**Records provided:**
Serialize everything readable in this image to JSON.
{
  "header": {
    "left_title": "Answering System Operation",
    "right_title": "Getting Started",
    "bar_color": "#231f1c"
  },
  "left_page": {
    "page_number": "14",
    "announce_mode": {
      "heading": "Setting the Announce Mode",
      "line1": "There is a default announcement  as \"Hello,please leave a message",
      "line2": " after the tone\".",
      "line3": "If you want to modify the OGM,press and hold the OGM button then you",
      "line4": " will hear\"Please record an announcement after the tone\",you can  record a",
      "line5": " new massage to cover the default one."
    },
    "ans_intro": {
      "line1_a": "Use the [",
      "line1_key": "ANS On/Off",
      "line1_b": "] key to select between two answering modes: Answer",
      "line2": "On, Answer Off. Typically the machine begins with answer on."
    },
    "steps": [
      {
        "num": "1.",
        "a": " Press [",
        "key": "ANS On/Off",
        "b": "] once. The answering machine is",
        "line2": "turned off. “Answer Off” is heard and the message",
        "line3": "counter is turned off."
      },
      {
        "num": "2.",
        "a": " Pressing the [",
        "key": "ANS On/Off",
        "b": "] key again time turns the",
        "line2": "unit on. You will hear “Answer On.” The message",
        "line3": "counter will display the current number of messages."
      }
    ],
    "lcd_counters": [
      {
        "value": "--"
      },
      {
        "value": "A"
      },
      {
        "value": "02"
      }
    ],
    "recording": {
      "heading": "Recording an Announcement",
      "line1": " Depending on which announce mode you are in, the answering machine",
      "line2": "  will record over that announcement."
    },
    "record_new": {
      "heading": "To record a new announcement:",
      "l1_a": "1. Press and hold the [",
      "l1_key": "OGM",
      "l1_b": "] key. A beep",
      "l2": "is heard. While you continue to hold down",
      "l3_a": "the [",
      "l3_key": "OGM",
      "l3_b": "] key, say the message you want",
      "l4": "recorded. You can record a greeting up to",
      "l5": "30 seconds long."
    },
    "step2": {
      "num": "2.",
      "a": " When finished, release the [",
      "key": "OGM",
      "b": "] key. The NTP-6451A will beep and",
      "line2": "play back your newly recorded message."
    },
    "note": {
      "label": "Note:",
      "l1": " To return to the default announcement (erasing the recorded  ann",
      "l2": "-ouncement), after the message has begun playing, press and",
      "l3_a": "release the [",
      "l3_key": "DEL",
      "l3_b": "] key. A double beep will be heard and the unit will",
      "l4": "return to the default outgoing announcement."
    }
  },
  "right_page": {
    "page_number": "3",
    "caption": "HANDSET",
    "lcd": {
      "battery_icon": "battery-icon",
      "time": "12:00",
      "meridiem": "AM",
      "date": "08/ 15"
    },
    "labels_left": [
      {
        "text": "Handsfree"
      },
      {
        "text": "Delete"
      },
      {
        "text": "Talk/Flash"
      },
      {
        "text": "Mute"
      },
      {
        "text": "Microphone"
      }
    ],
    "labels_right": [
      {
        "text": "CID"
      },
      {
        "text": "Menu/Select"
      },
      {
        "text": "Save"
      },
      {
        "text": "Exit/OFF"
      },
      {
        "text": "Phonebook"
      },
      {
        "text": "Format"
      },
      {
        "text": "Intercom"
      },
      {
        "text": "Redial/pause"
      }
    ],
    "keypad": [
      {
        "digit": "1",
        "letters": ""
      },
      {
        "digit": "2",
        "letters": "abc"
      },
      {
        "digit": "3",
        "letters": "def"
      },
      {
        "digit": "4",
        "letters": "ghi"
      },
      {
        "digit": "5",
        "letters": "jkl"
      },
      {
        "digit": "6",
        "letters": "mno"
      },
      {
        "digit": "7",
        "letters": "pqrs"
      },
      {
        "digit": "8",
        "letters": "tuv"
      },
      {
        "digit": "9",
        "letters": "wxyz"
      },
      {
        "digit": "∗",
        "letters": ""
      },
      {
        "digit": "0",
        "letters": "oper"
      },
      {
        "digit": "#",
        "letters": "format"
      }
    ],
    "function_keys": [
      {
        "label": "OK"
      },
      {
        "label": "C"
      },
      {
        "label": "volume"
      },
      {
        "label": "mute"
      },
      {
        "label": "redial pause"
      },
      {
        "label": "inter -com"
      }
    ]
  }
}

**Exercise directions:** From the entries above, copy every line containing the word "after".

**Written answer:**
      "line2": " after the tone\".",
      "line4": " will hear\"Please record an announcement after the tone\",you can  record a",
      "l2": "-ouncement), after the message has begun playing, press and",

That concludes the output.